_Task to complete_
Check every line below for the string "with". Copy the ones that have it.

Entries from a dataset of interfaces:
########

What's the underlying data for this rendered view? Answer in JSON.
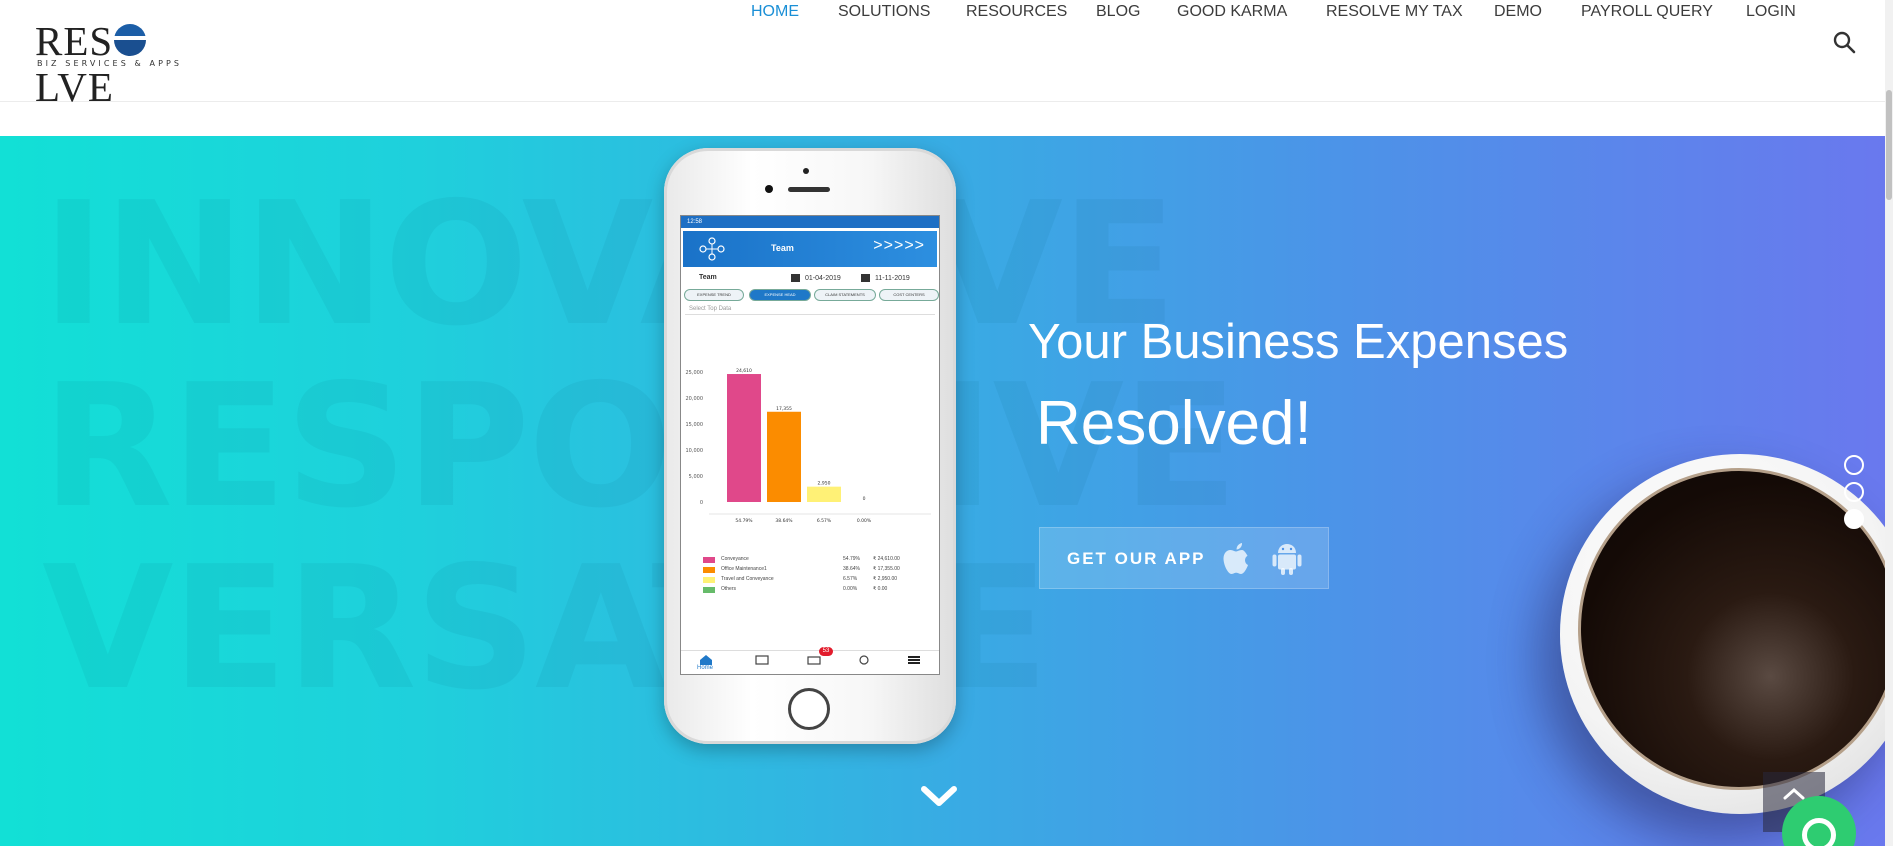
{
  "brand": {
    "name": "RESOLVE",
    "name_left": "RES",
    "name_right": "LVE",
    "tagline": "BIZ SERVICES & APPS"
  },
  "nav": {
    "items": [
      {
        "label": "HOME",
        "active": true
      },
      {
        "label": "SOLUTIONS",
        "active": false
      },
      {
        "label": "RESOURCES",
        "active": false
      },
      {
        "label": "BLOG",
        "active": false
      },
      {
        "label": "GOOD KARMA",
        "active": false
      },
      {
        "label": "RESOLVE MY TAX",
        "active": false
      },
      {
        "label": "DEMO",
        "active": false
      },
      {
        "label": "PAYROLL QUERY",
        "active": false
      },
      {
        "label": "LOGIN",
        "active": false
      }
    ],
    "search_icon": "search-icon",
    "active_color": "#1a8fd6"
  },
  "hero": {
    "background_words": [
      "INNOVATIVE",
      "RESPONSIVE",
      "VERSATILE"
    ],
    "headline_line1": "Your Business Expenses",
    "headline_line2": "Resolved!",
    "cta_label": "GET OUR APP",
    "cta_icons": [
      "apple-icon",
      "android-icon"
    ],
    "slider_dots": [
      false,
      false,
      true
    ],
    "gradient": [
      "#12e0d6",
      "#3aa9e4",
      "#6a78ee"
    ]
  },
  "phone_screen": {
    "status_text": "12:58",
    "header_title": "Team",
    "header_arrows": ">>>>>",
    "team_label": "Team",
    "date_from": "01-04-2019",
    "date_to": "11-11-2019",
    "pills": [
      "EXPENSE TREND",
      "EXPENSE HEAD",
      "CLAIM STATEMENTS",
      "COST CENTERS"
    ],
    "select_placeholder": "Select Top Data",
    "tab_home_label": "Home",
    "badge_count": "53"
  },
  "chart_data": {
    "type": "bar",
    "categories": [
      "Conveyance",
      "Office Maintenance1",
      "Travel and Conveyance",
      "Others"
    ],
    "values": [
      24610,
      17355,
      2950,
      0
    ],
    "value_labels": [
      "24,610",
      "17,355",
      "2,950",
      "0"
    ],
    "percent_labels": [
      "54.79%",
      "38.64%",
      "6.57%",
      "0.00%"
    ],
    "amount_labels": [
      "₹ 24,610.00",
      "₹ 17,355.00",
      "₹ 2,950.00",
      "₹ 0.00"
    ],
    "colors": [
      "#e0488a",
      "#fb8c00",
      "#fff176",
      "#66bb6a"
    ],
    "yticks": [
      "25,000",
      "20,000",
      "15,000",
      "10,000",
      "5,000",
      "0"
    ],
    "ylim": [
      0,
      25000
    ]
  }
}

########

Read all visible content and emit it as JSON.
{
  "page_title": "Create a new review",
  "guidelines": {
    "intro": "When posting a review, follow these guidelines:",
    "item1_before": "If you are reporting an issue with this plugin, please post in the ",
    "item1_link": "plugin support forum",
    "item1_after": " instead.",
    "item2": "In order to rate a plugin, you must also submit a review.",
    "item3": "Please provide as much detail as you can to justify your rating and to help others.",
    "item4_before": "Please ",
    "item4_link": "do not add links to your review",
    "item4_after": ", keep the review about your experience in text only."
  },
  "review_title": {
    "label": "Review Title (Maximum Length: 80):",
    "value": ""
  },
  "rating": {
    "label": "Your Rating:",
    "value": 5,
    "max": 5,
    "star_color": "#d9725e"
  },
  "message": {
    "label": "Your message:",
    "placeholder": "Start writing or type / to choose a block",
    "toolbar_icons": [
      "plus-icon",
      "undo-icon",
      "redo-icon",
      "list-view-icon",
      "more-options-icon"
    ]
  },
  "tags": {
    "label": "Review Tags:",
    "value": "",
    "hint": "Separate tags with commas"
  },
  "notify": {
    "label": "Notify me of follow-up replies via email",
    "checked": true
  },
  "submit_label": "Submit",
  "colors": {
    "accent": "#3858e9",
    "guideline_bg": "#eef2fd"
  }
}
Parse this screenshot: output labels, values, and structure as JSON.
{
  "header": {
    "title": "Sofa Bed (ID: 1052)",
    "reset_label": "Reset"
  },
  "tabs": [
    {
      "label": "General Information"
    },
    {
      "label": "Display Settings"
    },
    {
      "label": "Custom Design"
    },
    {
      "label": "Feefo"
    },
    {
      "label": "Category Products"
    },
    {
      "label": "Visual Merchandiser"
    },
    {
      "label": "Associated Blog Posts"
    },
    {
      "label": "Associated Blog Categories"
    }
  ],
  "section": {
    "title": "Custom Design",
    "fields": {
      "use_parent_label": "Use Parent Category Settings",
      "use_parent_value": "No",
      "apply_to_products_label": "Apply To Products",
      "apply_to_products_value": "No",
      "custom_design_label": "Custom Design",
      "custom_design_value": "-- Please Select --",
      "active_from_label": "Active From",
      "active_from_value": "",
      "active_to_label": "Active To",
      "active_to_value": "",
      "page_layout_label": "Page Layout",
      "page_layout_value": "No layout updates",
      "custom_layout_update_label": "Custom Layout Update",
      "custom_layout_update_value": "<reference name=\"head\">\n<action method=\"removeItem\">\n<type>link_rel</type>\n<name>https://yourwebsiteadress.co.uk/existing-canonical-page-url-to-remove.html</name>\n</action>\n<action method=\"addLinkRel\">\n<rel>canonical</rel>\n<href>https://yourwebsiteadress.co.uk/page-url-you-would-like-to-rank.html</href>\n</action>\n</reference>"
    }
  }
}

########

_Written answer_
    "item1_before": "If you are reporting an issue with this plugin, please post in the ",
    "hint": "Separate tags with commas"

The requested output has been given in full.